Retired teacher gets second chance at life with marrow transplant
Cancer survivor Rich Little (R) building a woodland trail with other teachers and volunteers.
Rich Little is now living an amazing life – his passion for teaching and community-building led him on a journey from his family homestead in Oregon to bush schools in Alaska. After retiring from the State of Alaska in 2003, he returned to continue his work as a teacher and administrator in the town where he grew up, and where his parents and grandparents had served as educators.
However, in 2014, problems with fatigue led to tests that resulted in a serious diagnosis: Rich was suffering from a bone marrow disorder called myelodysplastic syndrome, in which immature blood cells never develop fully. Doctors treated him for a time with weekly blood transfusions, then as his condition worsened, chemotherapy was added. As his health continued to decline, Rich’s case was evaluated by the OSHU Knight Cancer Institute in Portland, Ore., which recommended a bone marrow or peripheral blood stem cell transplant if a matching donor could be found.
“In less than three weeks they called and told me a perfect match had been found,” said Rich. “I felt there was a mistake. How could someone be identified as a perfect match in such a short time? I was certain that somehow, a donor would have to be a relative, but I had no living relatives who could help.” In fact, due to the way the tissue types that determine matches are inherited, only 30 percent of donors are related to recipients. Seventy percent of donors are unrelated, although they often share ethnicity or have a similar ancestry.
Once Rich’s match was found, his transplant was scheduled to happen quickly, leaving him only a short time to arrange for caretakers during his recovery. Transplant recipients undergo a conditioning regimen that not only destroys the diseased cells, but the entire immune system. Only then can the new blood stem cells take hold and create a new immune system free of the illness. This process is called engraftment.
During this time Rich needed constant support for several weeks. He is an important part of his community, and that community – from friends to former students to fellow teachers – stepped up to help him when he needed them.

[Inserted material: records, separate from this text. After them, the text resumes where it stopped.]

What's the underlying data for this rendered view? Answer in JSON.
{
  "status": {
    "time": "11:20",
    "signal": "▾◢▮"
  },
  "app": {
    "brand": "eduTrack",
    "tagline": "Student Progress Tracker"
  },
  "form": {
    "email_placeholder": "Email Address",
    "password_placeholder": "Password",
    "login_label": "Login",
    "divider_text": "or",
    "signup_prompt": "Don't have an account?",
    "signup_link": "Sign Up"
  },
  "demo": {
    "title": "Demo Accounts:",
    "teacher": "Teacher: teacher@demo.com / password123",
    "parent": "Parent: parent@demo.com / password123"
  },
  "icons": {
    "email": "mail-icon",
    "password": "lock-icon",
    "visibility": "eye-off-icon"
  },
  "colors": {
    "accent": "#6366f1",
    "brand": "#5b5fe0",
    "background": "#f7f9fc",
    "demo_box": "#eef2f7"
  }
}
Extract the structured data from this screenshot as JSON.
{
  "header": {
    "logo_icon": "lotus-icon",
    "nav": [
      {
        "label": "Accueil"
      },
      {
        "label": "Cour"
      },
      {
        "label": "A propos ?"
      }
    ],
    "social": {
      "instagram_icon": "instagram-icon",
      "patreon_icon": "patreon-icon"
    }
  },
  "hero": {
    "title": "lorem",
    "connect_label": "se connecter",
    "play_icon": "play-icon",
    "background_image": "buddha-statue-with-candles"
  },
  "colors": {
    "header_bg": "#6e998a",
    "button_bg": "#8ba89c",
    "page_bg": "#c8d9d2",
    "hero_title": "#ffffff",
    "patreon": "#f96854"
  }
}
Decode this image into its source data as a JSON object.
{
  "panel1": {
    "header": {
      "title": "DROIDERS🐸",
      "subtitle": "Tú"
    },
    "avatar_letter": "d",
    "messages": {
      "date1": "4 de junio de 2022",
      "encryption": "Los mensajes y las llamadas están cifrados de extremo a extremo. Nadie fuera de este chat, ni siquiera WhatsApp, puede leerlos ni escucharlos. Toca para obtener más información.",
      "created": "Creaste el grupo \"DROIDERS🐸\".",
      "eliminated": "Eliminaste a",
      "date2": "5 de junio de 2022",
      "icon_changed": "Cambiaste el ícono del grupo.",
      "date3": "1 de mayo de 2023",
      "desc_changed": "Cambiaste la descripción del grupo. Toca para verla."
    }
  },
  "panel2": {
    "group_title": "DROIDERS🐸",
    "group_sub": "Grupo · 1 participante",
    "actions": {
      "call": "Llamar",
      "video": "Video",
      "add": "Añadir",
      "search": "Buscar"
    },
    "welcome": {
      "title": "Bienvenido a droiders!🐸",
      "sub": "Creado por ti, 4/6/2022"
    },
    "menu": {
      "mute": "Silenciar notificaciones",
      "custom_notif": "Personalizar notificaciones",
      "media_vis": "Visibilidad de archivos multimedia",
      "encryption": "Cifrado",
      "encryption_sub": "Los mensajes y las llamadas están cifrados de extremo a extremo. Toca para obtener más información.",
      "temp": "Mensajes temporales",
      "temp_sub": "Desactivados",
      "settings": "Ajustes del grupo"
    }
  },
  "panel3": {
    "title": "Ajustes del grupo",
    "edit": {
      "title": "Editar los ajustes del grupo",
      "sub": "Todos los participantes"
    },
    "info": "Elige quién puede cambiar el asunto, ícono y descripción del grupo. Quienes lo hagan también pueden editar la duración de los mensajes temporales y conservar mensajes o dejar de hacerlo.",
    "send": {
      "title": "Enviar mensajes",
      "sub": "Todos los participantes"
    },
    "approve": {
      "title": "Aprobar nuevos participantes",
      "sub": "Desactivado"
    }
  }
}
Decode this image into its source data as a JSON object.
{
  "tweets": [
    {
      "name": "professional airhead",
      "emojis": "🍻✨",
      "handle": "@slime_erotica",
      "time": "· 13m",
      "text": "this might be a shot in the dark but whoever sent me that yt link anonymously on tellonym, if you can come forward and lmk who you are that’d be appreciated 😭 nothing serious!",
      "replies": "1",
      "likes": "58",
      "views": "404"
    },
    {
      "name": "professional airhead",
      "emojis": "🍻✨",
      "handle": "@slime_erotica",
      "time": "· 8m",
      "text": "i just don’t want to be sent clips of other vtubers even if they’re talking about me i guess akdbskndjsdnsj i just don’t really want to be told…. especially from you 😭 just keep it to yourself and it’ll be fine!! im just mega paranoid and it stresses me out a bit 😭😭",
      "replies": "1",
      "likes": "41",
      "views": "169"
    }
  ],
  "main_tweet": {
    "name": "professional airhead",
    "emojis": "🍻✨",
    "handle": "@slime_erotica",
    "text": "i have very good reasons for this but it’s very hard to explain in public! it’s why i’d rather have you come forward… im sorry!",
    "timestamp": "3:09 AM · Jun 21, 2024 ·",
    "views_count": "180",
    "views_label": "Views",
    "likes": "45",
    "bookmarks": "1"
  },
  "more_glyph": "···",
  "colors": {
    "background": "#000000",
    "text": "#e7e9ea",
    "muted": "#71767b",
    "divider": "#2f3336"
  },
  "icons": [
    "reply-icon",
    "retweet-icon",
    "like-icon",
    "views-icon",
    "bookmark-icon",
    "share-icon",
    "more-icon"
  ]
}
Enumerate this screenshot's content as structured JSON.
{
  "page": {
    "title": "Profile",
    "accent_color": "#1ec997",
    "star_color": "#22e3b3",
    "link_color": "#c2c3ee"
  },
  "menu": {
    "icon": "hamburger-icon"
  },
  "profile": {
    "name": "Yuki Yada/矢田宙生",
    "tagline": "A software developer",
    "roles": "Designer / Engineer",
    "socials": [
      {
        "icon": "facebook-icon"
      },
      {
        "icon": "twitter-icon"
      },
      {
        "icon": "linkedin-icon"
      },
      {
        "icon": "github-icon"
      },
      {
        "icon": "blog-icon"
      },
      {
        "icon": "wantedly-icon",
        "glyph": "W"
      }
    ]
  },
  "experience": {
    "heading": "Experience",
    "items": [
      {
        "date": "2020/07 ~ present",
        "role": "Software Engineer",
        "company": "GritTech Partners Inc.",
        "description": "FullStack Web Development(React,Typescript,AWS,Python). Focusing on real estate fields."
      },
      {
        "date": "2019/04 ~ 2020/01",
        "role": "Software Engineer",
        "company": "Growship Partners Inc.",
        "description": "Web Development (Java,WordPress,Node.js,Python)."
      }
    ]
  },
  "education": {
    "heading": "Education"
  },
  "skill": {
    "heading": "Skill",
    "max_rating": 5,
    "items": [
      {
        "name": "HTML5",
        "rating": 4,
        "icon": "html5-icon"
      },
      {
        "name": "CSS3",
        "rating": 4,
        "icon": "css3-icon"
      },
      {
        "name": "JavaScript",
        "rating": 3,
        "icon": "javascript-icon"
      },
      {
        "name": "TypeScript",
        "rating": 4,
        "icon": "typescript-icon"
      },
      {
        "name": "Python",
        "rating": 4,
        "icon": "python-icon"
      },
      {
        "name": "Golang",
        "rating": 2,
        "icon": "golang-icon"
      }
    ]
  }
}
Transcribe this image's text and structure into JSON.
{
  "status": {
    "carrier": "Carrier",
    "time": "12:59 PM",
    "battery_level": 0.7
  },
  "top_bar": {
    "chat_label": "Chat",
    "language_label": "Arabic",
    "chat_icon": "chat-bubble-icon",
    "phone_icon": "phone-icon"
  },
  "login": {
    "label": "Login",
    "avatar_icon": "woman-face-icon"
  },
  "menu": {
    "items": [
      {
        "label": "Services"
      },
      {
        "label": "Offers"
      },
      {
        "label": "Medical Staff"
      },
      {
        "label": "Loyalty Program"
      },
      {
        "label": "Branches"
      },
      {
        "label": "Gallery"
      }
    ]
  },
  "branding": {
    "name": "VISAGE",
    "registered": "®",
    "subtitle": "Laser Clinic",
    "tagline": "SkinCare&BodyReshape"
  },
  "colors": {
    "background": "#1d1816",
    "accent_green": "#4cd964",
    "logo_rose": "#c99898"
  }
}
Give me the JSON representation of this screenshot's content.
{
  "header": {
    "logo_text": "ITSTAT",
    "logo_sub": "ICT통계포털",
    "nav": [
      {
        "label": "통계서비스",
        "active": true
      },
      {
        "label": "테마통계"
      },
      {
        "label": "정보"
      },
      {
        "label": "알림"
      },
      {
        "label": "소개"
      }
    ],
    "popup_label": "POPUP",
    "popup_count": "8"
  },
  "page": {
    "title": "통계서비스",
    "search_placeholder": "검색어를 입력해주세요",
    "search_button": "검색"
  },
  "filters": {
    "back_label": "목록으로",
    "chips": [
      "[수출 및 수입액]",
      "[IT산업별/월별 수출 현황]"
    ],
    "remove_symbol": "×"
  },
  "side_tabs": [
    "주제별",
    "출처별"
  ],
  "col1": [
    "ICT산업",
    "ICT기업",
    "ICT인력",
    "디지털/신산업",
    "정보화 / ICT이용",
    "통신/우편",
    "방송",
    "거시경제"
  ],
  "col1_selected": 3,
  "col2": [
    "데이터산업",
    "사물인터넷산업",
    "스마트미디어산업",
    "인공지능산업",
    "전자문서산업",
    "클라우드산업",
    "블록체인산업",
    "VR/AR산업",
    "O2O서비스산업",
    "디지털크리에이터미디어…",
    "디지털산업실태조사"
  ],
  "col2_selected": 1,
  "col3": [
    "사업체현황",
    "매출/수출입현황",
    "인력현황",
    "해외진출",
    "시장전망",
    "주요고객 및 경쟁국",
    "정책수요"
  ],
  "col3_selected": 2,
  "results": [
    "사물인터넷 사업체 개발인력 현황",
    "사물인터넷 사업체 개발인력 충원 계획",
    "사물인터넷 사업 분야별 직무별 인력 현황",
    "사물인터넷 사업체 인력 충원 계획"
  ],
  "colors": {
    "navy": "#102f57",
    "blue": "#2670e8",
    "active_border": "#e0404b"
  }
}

In January 2017, Gift of Life arranged for Rich to meet the stem cell donor who had been a perfect match and saved his life, Ethan Krafft. At the Steps for Life 5k of South Florida, the two were introduced for the first time. “I feel almost as if I’ve known him my whole life,” Rich said after meeting Ethan. “If it wasn’t for him, I wouldn’t be alive now.” Their emotional meeting confirmed the value of Gift of Life’s mission: to find a matching donor for every person who needs one, whenever it is needed.
Rich took extensive notes about his transplant experience, and hopes his practical knowledge may be helpful to other patients who are preparing for a bone marrow or stem cell transplant. “I would like to help others who are navigating through the process, for example, using social media to organize their caregivers,” he said.
Nearly two years into his recovery, and with his ability to do more growing every day, Rich says it is incredibly important for people to join the registry as potential donors. “People I don’t even know are offering to help remodel my ceramics studio. That global sense of community is so important! People need to understand that Gift of Life is a community, too, helping to save lives. I just want to grab people and say ‘Get swabbed!’”
Rich is now expanding his ceramics studio with a classroom, where he plans to teach classes to the many who have asked him to share his knowledge. His goal is to create a place where arts and social interaction create a comfortable space for all.